Exercise instructions
Each line below should be restated exactly, with nothing dropped.

Entries shown

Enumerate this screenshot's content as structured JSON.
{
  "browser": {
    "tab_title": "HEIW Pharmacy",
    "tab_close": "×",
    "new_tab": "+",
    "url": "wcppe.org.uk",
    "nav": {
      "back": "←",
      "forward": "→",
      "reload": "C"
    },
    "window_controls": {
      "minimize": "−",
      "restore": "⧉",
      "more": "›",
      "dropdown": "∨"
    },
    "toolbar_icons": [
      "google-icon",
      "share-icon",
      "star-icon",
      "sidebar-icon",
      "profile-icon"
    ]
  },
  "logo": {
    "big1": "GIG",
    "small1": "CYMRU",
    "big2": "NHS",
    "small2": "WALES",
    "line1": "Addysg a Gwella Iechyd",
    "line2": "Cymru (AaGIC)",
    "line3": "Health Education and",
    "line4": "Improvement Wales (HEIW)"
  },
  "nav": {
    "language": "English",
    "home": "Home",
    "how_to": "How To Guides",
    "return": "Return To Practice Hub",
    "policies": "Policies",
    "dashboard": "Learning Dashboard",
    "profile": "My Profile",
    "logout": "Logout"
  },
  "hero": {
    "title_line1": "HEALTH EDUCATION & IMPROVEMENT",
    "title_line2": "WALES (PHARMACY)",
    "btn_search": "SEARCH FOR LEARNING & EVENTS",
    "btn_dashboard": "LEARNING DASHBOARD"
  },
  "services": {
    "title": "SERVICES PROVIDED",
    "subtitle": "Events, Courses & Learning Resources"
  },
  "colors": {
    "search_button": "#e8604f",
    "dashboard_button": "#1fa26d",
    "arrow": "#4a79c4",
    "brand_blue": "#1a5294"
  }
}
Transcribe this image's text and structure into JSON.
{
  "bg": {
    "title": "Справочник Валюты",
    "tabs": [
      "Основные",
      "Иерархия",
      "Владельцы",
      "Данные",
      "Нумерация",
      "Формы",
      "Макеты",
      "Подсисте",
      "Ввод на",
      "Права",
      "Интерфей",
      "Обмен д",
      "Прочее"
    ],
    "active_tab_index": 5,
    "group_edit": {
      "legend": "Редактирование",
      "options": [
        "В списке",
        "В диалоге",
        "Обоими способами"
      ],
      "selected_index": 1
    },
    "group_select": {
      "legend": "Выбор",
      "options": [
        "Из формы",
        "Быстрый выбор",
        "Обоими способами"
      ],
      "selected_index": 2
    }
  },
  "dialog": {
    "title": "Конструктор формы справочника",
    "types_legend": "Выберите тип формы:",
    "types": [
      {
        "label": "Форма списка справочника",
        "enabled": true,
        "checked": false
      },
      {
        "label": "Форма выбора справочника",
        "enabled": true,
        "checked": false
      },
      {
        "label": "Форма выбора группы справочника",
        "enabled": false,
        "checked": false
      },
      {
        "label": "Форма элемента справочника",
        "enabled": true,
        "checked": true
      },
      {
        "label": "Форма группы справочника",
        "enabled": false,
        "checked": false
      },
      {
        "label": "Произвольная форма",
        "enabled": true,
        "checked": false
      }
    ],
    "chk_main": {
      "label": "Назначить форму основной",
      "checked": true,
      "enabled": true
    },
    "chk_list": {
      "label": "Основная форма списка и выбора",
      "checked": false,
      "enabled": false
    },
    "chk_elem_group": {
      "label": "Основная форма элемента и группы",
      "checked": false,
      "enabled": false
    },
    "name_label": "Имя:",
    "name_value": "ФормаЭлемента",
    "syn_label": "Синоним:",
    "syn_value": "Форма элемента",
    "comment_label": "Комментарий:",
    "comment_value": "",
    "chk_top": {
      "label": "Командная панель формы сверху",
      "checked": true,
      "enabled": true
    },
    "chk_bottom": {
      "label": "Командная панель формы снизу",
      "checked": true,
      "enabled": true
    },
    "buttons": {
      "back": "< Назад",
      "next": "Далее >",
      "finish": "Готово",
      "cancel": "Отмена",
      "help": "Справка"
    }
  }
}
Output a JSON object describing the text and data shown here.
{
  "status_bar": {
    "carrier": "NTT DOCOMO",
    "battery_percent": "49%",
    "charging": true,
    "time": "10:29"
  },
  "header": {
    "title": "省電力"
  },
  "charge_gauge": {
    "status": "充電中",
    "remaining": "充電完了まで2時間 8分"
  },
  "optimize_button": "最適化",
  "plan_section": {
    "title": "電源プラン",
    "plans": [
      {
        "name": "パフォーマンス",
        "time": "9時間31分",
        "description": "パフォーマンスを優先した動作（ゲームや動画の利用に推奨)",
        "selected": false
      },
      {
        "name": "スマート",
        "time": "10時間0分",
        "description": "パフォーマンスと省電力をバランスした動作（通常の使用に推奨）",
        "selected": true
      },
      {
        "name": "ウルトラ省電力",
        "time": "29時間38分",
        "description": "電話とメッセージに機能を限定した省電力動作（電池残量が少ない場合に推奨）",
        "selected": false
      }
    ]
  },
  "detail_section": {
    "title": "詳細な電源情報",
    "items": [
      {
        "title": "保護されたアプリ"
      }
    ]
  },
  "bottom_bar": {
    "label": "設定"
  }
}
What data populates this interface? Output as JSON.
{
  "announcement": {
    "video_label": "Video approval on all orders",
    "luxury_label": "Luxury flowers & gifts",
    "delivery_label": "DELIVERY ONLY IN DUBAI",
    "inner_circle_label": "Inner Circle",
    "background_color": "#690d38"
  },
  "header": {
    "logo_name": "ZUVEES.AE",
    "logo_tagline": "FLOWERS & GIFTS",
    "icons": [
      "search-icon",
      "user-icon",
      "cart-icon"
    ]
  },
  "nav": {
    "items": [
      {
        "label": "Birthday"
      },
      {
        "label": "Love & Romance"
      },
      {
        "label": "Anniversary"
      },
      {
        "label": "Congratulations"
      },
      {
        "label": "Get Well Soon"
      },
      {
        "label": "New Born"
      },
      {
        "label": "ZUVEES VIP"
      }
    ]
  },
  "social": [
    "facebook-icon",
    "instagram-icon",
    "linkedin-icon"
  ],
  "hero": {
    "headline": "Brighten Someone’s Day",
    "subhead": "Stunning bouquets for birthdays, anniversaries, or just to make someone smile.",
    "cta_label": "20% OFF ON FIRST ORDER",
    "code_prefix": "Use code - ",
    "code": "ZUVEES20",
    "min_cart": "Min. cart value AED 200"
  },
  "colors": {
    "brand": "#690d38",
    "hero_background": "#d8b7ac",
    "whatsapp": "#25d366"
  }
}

Task answer
Enumerate this screenshot's content as structured JSON.
{
  "browser": {
    "tab_title": "HEIW Pharmacy",
    "tab_close": "×",
    "new_tab": "+",
    "url": "wcppe.org.uk",
    "nav": {
      "back": "←",
      "forward": "→",
      "reload": "C"
    },
    "window_controls": {
      "minimize": "−",
      "restore": "⧉",
      "more": "›",
      "dropdown": "∨"
    },
    "toolbar_icons": [
      "google-icon",
      "share-icon",
      "star-icon",
      "sidebar-icon",
      "profile-icon"
    ]
  },
  "logo": {
    "big1": "GIG",
    "small1": "CYMRU",
    "big2": "NHS",
    "small2": "WALES",
    "line1": "Addysg a Gwella Iechyd",
    "line2": "Cymru (AaGIC)",
    "line3": "Health Education and",
    "line4": "Improvement Wales (HEIW)"
  },
  "nav": {
    "language": "English",
    "home": "Home",
    "how_to": "How To Guides",
    "return": "Return To Practice Hub",
    "policies": "Policies",
    "dashboard": "Learning Dashboard",
    "profile": "My Profile",
    "logout": "Logout"
  },
  "hero": {
    "title_line1": "HEALTH EDUCATION & IMPROVEMENT",
    "title_line2": "WALES (PHARMACY)",
    "btn_search": "SEARCH FOR LEARNING & EVENTS",
    "btn_dashboard": "LEARNING DASHBOARD"
  },
  "services": {
    "title": "SERVICES PROVIDED",
    "subtitle": "Events, Courses & Learning Resources"
  },
  "colors": {
    "search_button": "#e8604f",
    "dashboard_button": "#1fa26d",
    "arrow": "#4a79c4",
    "brand_blue": "#1a5294"
  }
}
Transcribe this image's text and structure into JSON.
{
  "bg": {
    "title": "Справочник Валюты",
    "tabs": [
      "Основные",
      "Иерархия",
      "Владельцы",
      "Данные",
      "Нумерация",
      "Формы",
      "Макеты",
      "Подсисте",
      "Ввод на",
      "Права",
      "Интерфей",
      "Обмен д",
      "Прочее"
    ],
    "active_tab_index": 5,
    "group_edit": {
      "legend": "Редактирование",
      "options": [
        "В списке",
        "В диалоге",
        "Обоими способами"
      ],
      "selected_index": 1
    },
    "group_select": {
      "legend": "Выбор",
      "options": [
        "Из формы",
        "Быстрый выбор",
        "Обоими способами"
      ],
      "selected_index": 2
    }
  },
  "dialog": {
    "title": "Конструктор формы справочника",
    "types_legend": "Выберите тип формы:",
    "types": [
      {
        "label": "Форма списка справочника",
        "enabled": true,
        "checked": false
      },
      {
        "label": "Форма выбора справочника",
        "enabled": true,
        "checked": false
      },
      {
        "label": "Форма выбора группы справочника",
        "enabled": false,
        "checked": false
      },
      {
        "label": "Форма элемента справочника",
        "enabled": true,
        "checked": true
      },
      {
        "label": "Форма группы справочника",
        "enabled": false,
        "checked": false
      },
      {
        "label": "Произвольная форма",
        "enabled": true,
        "checked": false
      }
    ],
    "chk_main": {
      "label": "Назначить форму основной",
      "checked": true,
      "enabled": true
    },
    "chk_list": {
      "label": "Основная форма списка и выбора",
      "checked": false,
      "enabled": false
    },
    "chk_elem_group": {
      "label": "Основная форма элемента и группы",
      "checked": false,
      "enabled": false
    },
    "name_label": "Имя:",
    "name_value": "ФормаЭлемента",
    "syn_label": "Синоним:",
    "syn_value": "Форма элемента",
    "comment_label": "Комментарий:",
    "comment_value": "",
    "chk_top": {
      "label": "Командная панель формы сверху",
      "checked": true,
      "enabled": true
    },
    "chk_bottom": {
      "label": "Командная панель формы снизу",
      "checked": true,
      "enabled": true
    },
    "buttons": {
      "back": "< Назад",
      "next": "Далее >",
      "finish": "Готово",
      "cancel": "Отмена",
      "help": "Справка"
    }
  }
}
Output a JSON object describing the text and data shown here.
{
  "status_bar": {
    "carrier": "NTT DOCOMO",
    "battery_percent": "49%",
    "charging": true,
    "time": "10:29"
  },
  "header": {
    "title": "省電力"
  },
  "charge_gauge": {
    "status": "充電中",
    "remaining": "充電完了まで2時間 8分"
  },
  "optimize_button": "最適化",
  "plan_section": {
    "title": "電源プラン",
    "plans": [
      {
        "name": "パフォーマンス",
        "time": "9時間31分",
        "description": "パフォーマンスを優先した動作（ゲームや動画の利用に推奨)",
        "selected": false
      },
      {
        "name": "スマート",
        "time": "10時間0分",
        "description": "パフォーマンスと省電力をバランスした動作（通常の使用に推奨）",
        "selected": true
      },
      {
        "name": "ウルトラ省電力",
        "time": "29時間38分",
        "description": "電話とメッセージに機能を限定した省電力動作（電池残量が少ない場合に推奨）",
        "selected": false
      }
    ]
  },
  "detail_section": {
    "title": "詳細な電源情報",
    "items": [
      {
        "title": "保護されたアプリ"
      }
    ]
  },
  "bottom_bar": {
    "label": "設定"
  }
}
What data populates this interface? Output as JSON.
{
  "announcement": {
    "video_label": "Video approval on all orders",
    "luxury_label": "Luxury flowers & gifts",
    "delivery_label": "DELIVERY ONLY IN DUBAI",
    "inner_circle_label": "Inner Circle",
    "background_color": "#690d38"
  },
  "header": {
    "logo_name": "ZUVEES.AE",
    "logo_tagline": "FLOWERS & GIFTS",
    "icons": [
      "search-icon",
      "user-icon",
      "cart-icon"
    ]
  },
  "nav": {
    "items": [
      {
        "label": "Birthday"
      },
      {
        "label": "Love & Romance"
      },
      {
        "label": "Anniversary"
      },
      {
        "label": "Congratulations"
      },
      {
        "label": "Get Well Soon"
      },
      {
        "label": "New Born"
      },
      {
        "label": "ZUVEES VIP"
      }
    ]
  },
  "social": [
    "facebook-icon",
    "instagram-icon",
    "linkedin-icon"
  ],
  "hero": {
    "headline": "Brighten Someone’s Day",
    "subhead": "Stunning bouquets for birthdays, anniversaries, or just to make someone smile.",
    "cta_label": "20% OFF ON FIRST ORDER",
    "code_prefix": "Use code - ",
    "code": "ZUVEES20",
    "min_cart": "Min. cart value AED 200"
  },
  "colors": {
    "brand": "#690d38",
    "hero_background": "#d8b7ac",
    "whatsapp": "#25d366"
  }
}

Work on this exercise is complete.